**What the task requires**
Every record below needs to be set down exactly. Pictures do not belong in the copy.

**Data listing**
────────

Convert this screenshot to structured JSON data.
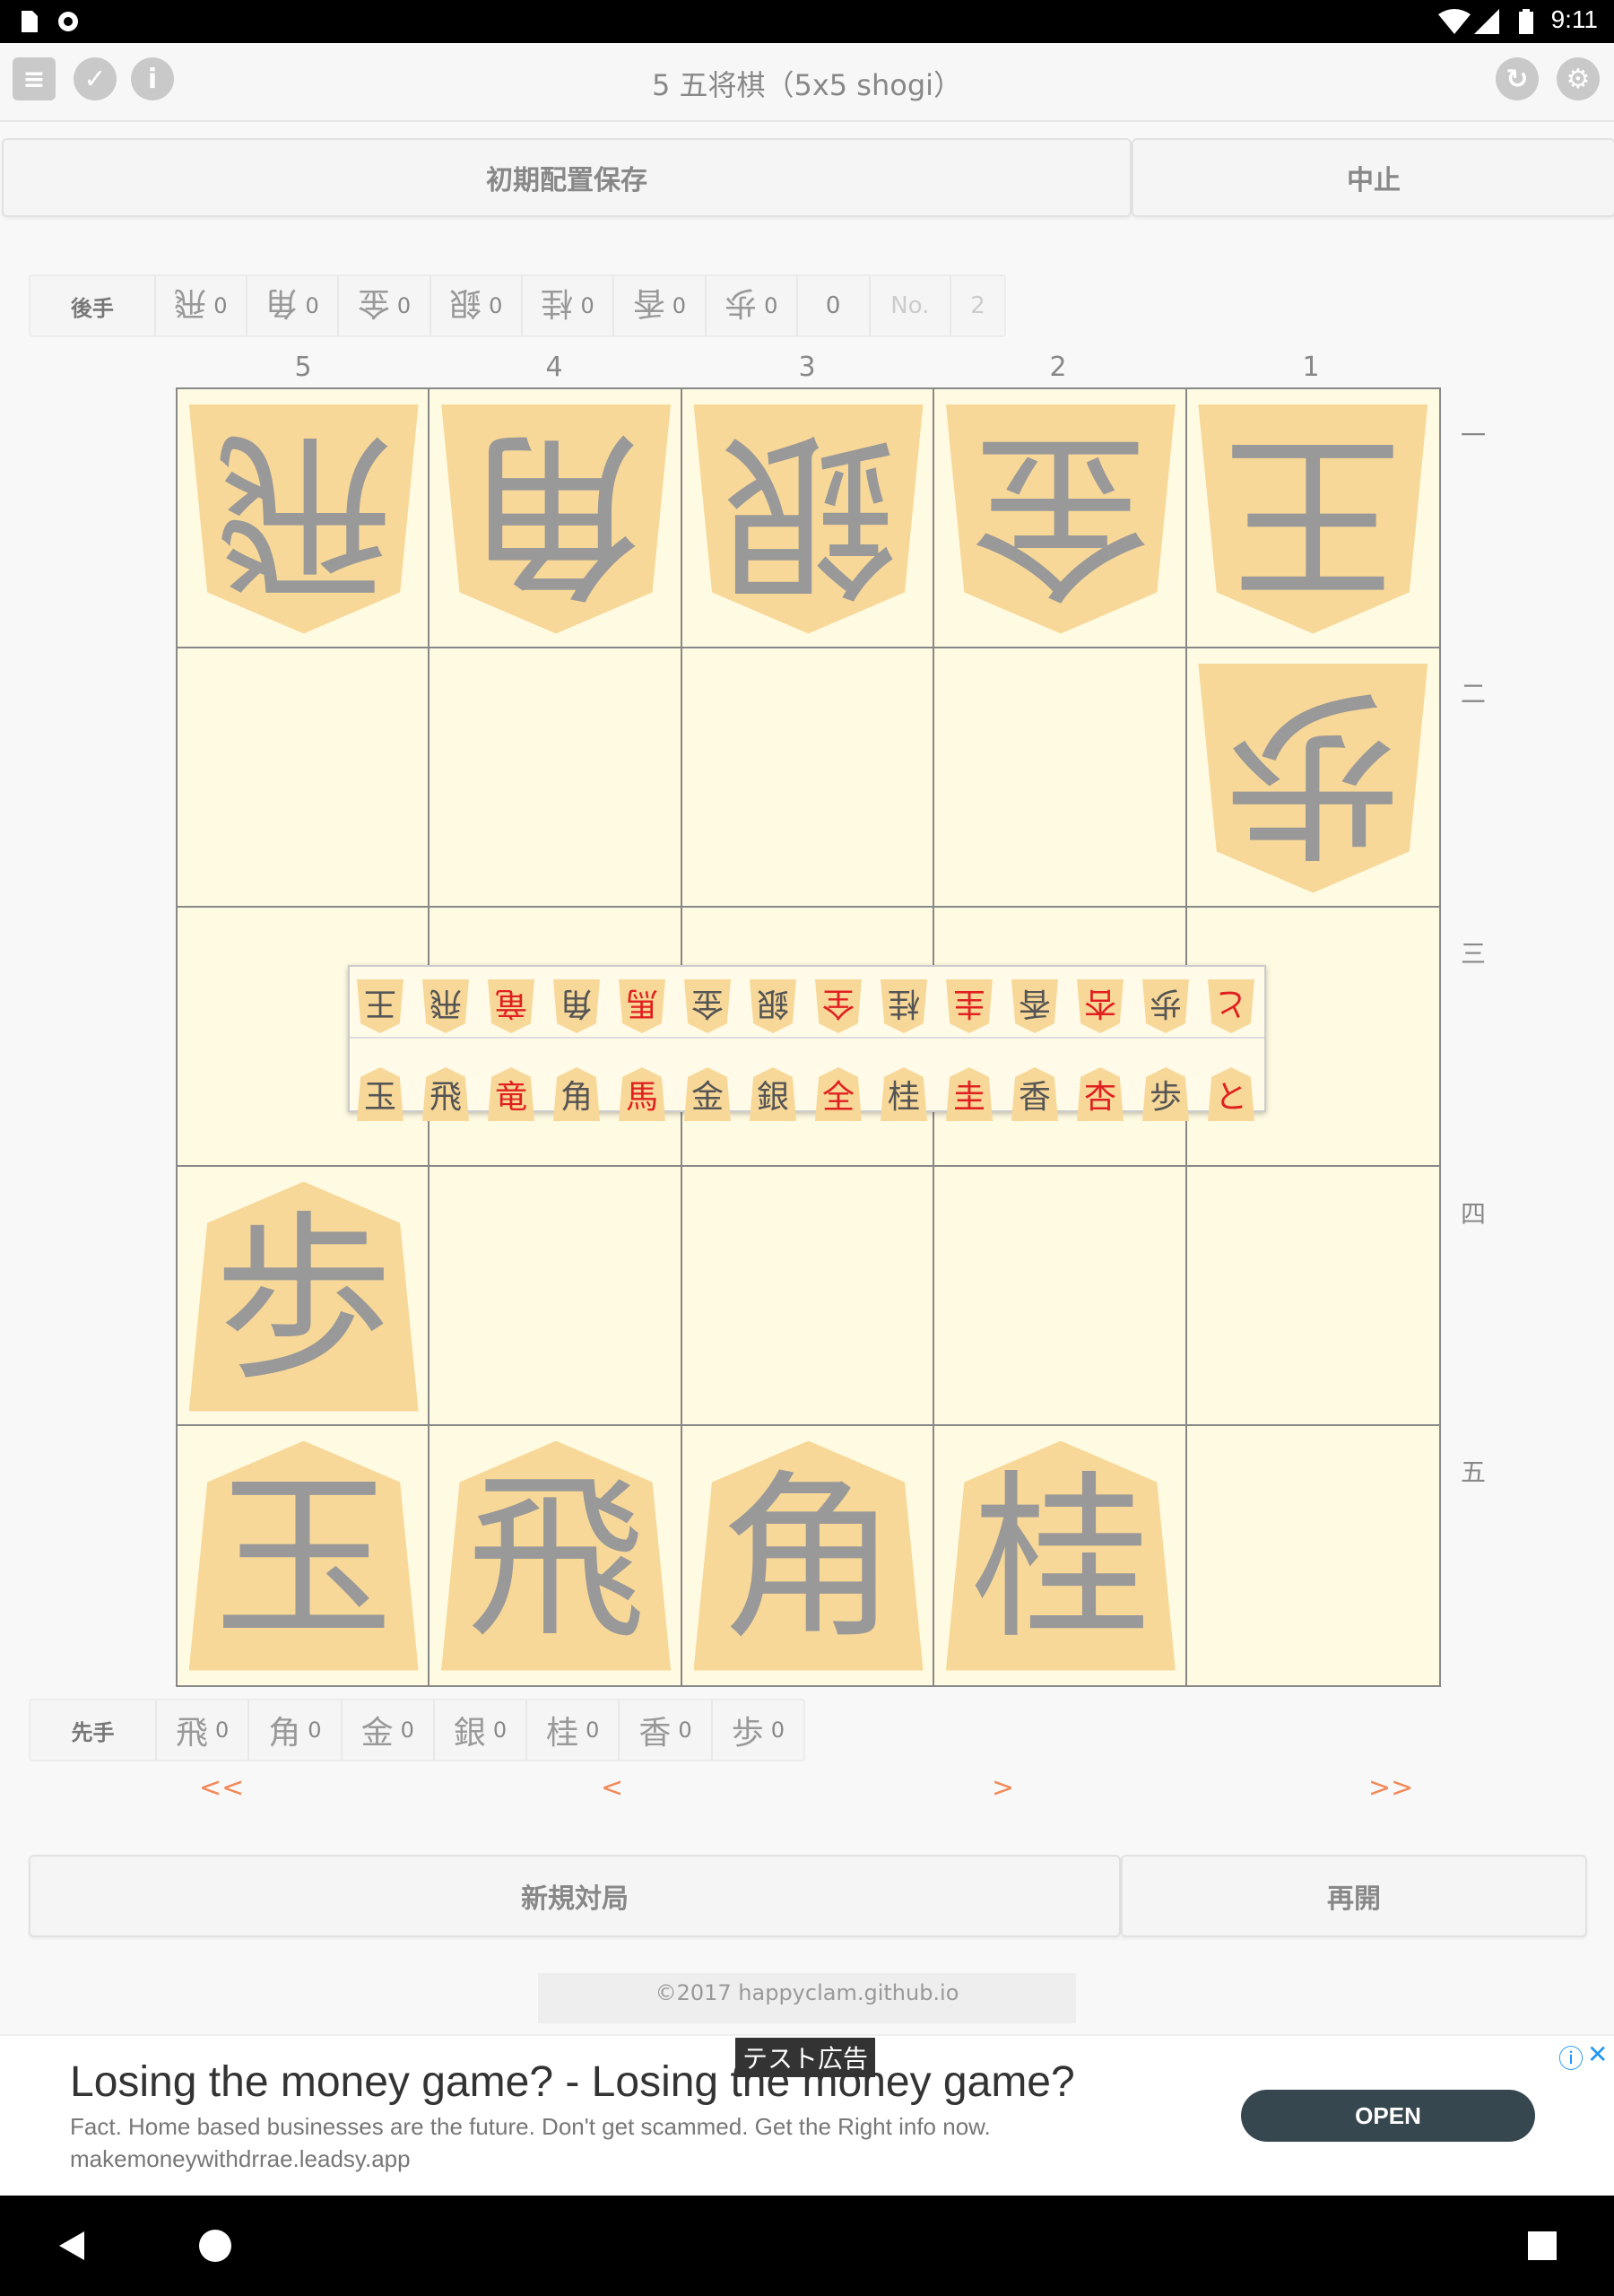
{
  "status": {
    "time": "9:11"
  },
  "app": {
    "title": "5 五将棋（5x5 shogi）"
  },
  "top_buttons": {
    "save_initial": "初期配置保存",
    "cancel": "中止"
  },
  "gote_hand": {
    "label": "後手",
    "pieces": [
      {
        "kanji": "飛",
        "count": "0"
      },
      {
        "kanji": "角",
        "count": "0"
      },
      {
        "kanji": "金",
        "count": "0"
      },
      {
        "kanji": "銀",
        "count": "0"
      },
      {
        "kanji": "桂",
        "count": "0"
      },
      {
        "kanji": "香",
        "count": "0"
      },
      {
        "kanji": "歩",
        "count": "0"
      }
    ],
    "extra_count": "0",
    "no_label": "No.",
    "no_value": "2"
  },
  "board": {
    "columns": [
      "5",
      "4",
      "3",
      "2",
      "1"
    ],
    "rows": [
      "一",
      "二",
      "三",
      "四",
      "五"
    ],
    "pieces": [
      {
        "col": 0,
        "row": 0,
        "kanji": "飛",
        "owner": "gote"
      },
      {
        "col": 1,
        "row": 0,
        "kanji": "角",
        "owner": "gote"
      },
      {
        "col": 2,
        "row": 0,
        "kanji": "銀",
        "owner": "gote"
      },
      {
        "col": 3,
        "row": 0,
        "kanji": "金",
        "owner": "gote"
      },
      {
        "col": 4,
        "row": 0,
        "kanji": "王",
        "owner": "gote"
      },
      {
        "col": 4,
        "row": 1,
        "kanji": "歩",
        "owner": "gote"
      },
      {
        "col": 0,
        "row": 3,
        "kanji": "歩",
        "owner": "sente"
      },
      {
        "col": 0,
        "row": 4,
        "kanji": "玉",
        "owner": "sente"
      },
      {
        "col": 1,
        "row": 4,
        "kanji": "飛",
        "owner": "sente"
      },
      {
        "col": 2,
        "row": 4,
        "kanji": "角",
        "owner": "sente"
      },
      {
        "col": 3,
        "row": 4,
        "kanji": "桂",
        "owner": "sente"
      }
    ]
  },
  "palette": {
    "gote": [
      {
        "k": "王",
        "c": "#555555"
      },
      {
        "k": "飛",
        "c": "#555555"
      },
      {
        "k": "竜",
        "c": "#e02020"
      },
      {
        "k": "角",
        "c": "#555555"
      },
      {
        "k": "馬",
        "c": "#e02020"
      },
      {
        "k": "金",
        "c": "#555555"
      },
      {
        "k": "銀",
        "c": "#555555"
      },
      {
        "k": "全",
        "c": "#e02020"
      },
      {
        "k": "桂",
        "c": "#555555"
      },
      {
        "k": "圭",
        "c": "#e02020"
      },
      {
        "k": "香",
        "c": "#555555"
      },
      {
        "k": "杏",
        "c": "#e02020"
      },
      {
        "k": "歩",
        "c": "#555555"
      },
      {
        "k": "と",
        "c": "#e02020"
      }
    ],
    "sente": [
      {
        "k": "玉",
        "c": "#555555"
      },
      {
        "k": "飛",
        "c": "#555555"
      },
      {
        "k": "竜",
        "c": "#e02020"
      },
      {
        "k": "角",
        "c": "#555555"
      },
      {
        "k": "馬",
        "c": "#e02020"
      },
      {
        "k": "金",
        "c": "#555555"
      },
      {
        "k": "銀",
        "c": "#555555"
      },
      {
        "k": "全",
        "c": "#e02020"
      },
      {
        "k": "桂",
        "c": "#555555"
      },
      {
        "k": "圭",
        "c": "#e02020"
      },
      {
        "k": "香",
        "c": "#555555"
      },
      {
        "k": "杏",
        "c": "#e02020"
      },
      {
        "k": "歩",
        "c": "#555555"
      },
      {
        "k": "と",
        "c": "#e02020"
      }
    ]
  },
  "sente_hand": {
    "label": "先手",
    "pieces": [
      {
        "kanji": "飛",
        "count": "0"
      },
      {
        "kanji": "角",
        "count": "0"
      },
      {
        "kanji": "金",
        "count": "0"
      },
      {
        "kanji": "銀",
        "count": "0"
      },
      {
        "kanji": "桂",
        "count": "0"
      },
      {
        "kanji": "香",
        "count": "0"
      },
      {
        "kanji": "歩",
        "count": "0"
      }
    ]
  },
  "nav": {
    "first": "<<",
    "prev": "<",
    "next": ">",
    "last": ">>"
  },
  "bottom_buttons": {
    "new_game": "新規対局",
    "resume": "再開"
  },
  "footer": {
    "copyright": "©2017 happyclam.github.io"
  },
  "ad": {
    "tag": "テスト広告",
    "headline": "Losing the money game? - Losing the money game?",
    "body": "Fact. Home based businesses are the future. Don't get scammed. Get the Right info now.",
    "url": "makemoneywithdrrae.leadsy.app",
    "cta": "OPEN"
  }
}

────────

**Output**
Convert this screenshot to structured JSON data.
{
  "status": {
    "time": "9:11"
  },
  "app": {
    "title": "5 五将棋（5x5 shogi）"
  },
  "top_buttons": {
    "save_initial": "初期配置保存",
    "cancel": "中止"
  },
  "gote_hand": {
    "label": "後手",
    "pieces": [
      {
        "kanji": "飛",
        "count": "0"
      },
      {
        "kanji": "角",
        "count": "0"
      },
      {
        "kanji": "金",
        "count": "0"
      },
      {
        "kanji": "銀",
        "count": "0"
      },
      {
        "kanji": "桂",
        "count": "0"
      },
      {
        "kanji": "香",
        "count": "0"
      },
      {
        "kanji": "歩",
        "count": "0"
      }
    ],
    "extra_count": "0",
    "no_label": "No.",
    "no_value": "2"
  },
  "board": {
    "columns": [
      "5",
      "4",
      "3",
      "2",
      "1"
    ],
    "rows": [
      "一",
      "二",
      "三",
      "四",
      "五"
    ],
    "pieces": [
      {
        "col": 0,
        "row": 0,
        "kanji": "飛",
        "owner": "gote"
      },
      {
        "col": 1,
        "row": 0,
        "kanji": "角",
        "owner": "gote"
      },
      {
        "col": 2,
        "row": 0,
        "kanji": "銀",
        "owner": "gote"
      },
      {
        "col": 3,
        "row": 0,
        "kanji": "金",
        "owner": "gote"
      },
      {
        "col": 4,
        "row": 0,
        "kanji": "王",
        "owner": "gote"
      },
      {
        "col": 4,
        "row": 1,
        "kanji": "歩",
        "owner": "gote"
      },
      {
        "col": 0,
        "row": 3,
        "kanji": "歩",
        "owner": "sente"
      },
      {
        "col": 0,
        "row": 4,
        "kanji": "玉",
        "owner": "sente"
      },
      {
        "col": 1,
        "row": 4,
        "kanji": "飛",
        "owner": "sente"
      },
      {
        "col": 2,
        "row": 4,
        "kanji": "角",
        "owner": "sente"
      },
      {
        "col": 3,
        "row": 4,
        "kanji": "桂",
        "owner": "sente"
      }
    ]
  },
  "palette": {
    "gote": [
      {
        "k": "王",
        "c": "#555555"
      },
      {
        "k": "飛",
        "c": "#555555"
      },
      {
        "k": "竜",
        "c": "#e02020"
      },
      {
        "k": "角",
        "c": "#555555"
      },
      {
        "k": "馬",
        "c": "#e02020"
      },
      {
        "k": "金",
        "c": "#555555"
      },
      {
        "k": "銀",
        "c": "#555555"
      },
      {
        "k": "全",
        "c": "#e02020"
      },
      {
        "k": "桂",
        "c": "#555555"
      },
      {
        "k": "圭",
        "c": "#e02020"
      },
      {
        "k": "香",
        "c": "#555555"
      },
      {
        "k": "杏",
        "c": "#e02020"
      },
      {
        "k": "歩",
        "c": "#555555"
      },
      {
        "k": "と",
        "c": "#e02020"
      }
    ],
    "sente": [
      {
        "k": "玉",
        "c": "#555555"
      },
      {
        "k": "飛",
        "c": "#555555"
      },
      {
        "k": "竜",
        "c": "#e02020"
      },
      {
        "k": "角",
        "c": "#555555"
      },
      {
        "k": "馬",
        "c": "#e02020"
      },
      {
        "k": "金",
        "c": "#555555"
      },
      {
        "k": "銀",
        "c": "#555555"
      },
      {
        "k": "全",
        "c": "#e02020"
      },
      {
        "k": "桂",
        "c": "#555555"
      },
      {
        "k": "圭",
        "c": "#e02020"
      },
      {
        "k": "香",
        "c": "#555555"
      },
      {
        "k": "杏",
        "c": "#e02020"
      },
      {
        "k": "歩",
        "c": "#555555"
      },
      {
        "k": "と",
        "c": "#e02020"
      }
    ]
  },
  "sente_hand": {
    "label": "先手",
    "pieces": [
      {
        "kanji": "飛",
        "count": "0"
      },
      {
        "kanji": "角",
        "count": "0"
      },
      {
        "kanji": "金",
        "count": "0"
      },
      {
        "kanji": "銀",
        "count": "0"
      },
      {
        "kanji": "桂",
        "count": "0"
      },
      {
        "kanji": "香",
        "count": "0"
      },
      {
        "kanji": "歩",
        "count": "0"
      }
    ]
  },
  "nav": {
    "first": "<<",
    "prev": "<",
    "next": ">",
    "last": ">>"
  },
  "bottom_buttons": {
    "new_game": "新規対局",
    "resume": "再開"
  },
  "footer": {
    "copyright": "©2017 happyclam.github.io"
  },
  "ad": {
    "tag": "テスト広告",
    "headline": "Losing the money game? - Losing the money game?",
    "body": "Fact. Home based businesses are the future. Don't get scammed. Get the Right info now.",
    "url": "makemoneywithdrrae.leadsy.app",
    "cta": "OPEN"
  }
}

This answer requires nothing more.